[What to work on]
If a line in the records below contains the word "TRICKS", return that line.

[Dataset records]
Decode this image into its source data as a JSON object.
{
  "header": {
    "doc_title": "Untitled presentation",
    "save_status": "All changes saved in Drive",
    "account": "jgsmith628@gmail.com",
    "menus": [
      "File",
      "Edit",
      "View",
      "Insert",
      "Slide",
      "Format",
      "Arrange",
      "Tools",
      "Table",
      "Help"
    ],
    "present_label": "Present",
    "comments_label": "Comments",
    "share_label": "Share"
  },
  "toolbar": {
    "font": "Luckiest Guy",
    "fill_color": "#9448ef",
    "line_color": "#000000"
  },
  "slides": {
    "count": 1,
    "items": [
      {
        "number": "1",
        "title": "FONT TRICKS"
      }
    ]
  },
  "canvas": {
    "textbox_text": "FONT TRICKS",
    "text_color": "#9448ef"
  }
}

[Task result]
        "title": "FONT TRICKS"
    "textbox_text": "FONT TRICKS",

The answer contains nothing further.